This is like a little telescope that lets a person inside see who is outside.
These doorstops swing down from the door to the floor. Don’t buy at retail until needed.
DOORSTOPS (3 INCHES LONG)
These are like a tightly wound spring with a plastic bumper on one end and a screw on the other. They screw into the baseboard and stop the door from opening so wide that the door knob bangs into the wall. You should buy several 3-inch-long doorstops and, if you can find them, a few that are 4 inches long.
These doorstops mount on the hinge pins. Buy two or three of these.

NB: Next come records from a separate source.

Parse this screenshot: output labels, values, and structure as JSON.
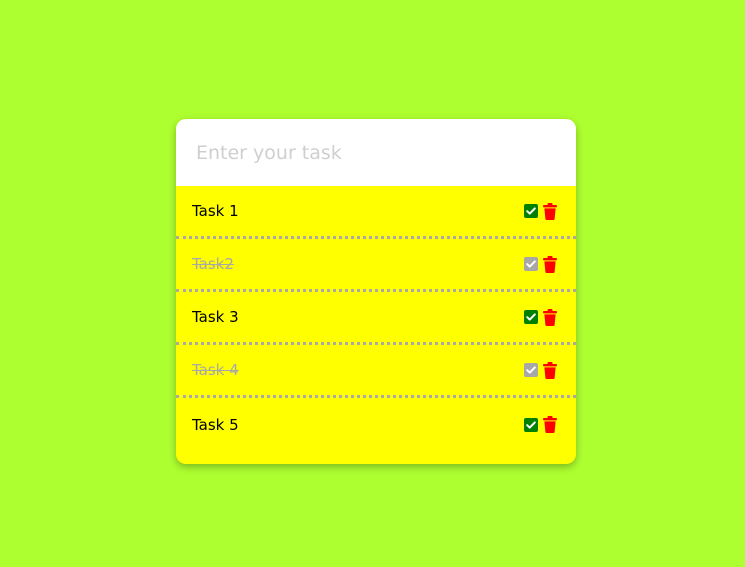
{
  "input": {
    "placeholder": "Enter your task",
    "value": ""
  },
  "tasks": [
    {
      "label": "Task 1",
      "done": false
    },
    {
      "label": "Task2",
      "done": true
    },
    {
      "label": "Task 3",
      "done": false
    },
    {
      "label": "Task 4",
      "done": true
    },
    {
      "label": "Task 5",
      "done": false
    }
  ],
  "icons": {
    "check": "check-square-icon",
    "delete": "trash-icon"
  },
  "colors": {
    "background": "#adff2f",
    "list_background": "#ffff00",
    "check_active": "#008000",
    "check_done": "#a7a7a7",
    "trash": "#ff0000",
    "done_text": "#a7a7a7"
  }
}
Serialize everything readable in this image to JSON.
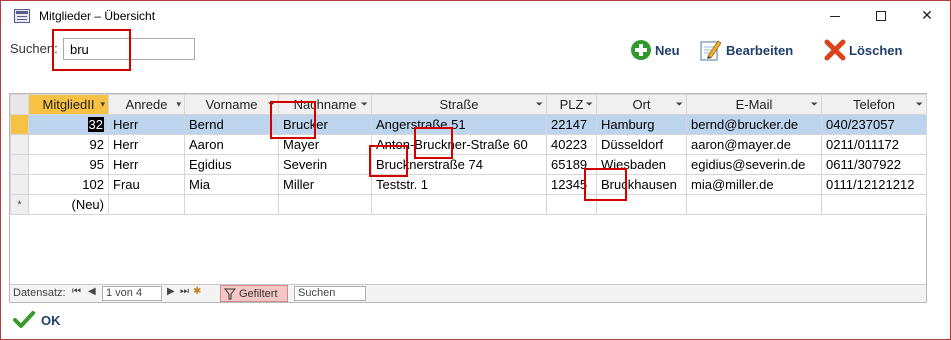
{
  "window": {
    "title": "Mitglieder – Übersicht",
    "controls": {
      "minimize": "",
      "maximize": "",
      "close": "✕"
    }
  },
  "search": {
    "label": "Suchen:",
    "value": "bru"
  },
  "toolbar": {
    "new_label": "Neu",
    "edit_label": "Bearbeiten",
    "delete_label": "Löschen"
  },
  "grid": {
    "columns": [
      "MitgliedII",
      "Anrede",
      "Vorname",
      "Nachname",
      "Straße",
      "PLZ",
      "Ort",
      "E-Mail",
      "Telefon"
    ],
    "rows": [
      {
        "id": "32",
        "anrede": "Herr",
        "vorname": "Bernd",
        "nachname": "Brucker",
        "strasse": "Angerstraße 51",
        "plz": "22147",
        "ort": "Hamburg",
        "email": "bernd@brucker.de",
        "telefon": "040/237057"
      },
      {
        "id": "92",
        "anrede": "Herr",
        "vorname": "Aaron",
        "nachname": "Mayer",
        "strasse": "Anton-Bruckner-Straße 60",
        "plz": "40223",
        "ort": "Düsseldorf",
        "email": "aaron@mayer.de",
        "telefon": "0211/011172"
      },
      {
        "id": "95",
        "anrede": "Herr",
        "vorname": "Egidius",
        "nachname": "Severin",
        "strasse": "Brucknerstraße 74",
        "plz": "65189",
        "ort": "Wiesbaden",
        "email": "egidius@severin.de",
        "telefon": "0611/307922"
      },
      {
        "id": "102",
        "anrede": "Frau",
        "vorname": "Mia",
        "nachname": "Miller",
        "strasse": "Teststr. 1",
        "plz": "12345",
        "ort": "Bruckhausen",
        "email": "mia@miller.de",
        "telefon": "0111/12121212"
      }
    ],
    "new_row_label": "(Neu)",
    "new_row_marker": "*"
  },
  "navigation": {
    "label": "Datensatz:",
    "position": "1 von 4",
    "filter_label": "Gefiltert",
    "search_label": "Suchen"
  },
  "footer": {
    "ok_label": "OK"
  },
  "colors": {
    "highlight_box": "#d40000",
    "selected_row": "#bcd4ee",
    "selected_header": "#f7c244",
    "button_text": "#1f3e6b"
  }
}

When a doorbell stops working, the most likely cause is a defective push button. Sometimes you can scrape the contacts clean, sometimes the button must be replaced. Then check out the wiring and the bell or chime. The occasional, but least likely, cause of the problem, is the transformer. I like to have on hand a few push buttons, one of which is an illuminated push button, an extra chime, and a 16-volt transformer.
GARAGE DOOR HARDWARE
Garage door hardware consists of rollers, latch, hinge, handle, and lock. Don’t buy these at retail until they are needed.
These are very strong and secure locks, used for exterior doors.
KNOCKERS (RARELY NEEDED)
Don’t buy these at retail until they are needed.
LOCK CYLINDERS WITH KEYS
Don’t buy lock cylinders until they are needed.
You will need one or two locksets for interior doors.
Keep a few sets of adjustable rollers for closet sliding doors on hand.
This is the kind that allows the door to open a few inches without letting anyone come in.
STORM DOOR CLOSERS
These closers are cylinders with springs inside. They often need replacing after several years of use. Occasionally you can rejuvenate one of these by removing the speed-adjustment screw and squirting some oil inside.
In some cases, the stop “washer” that slides along the closer rod, and is intended to hold the door open, doesn’t do its job. Sometimes this can be remedied by bending that washer, using large channel-lock pliers, so that the bent tab on the washer is at a right angle to the rest of the washer. Buy only good-quality closers, and have a few on hand. Some newer storm doors use two closers.
STORM DOOR LATCHES
These come in various styles. Ask at your hardware store which style is most widely used and have one spare on hand.
You might need a turnbuckle that has rods to pull sagging doors back into square. Don’t buy these until they are needed.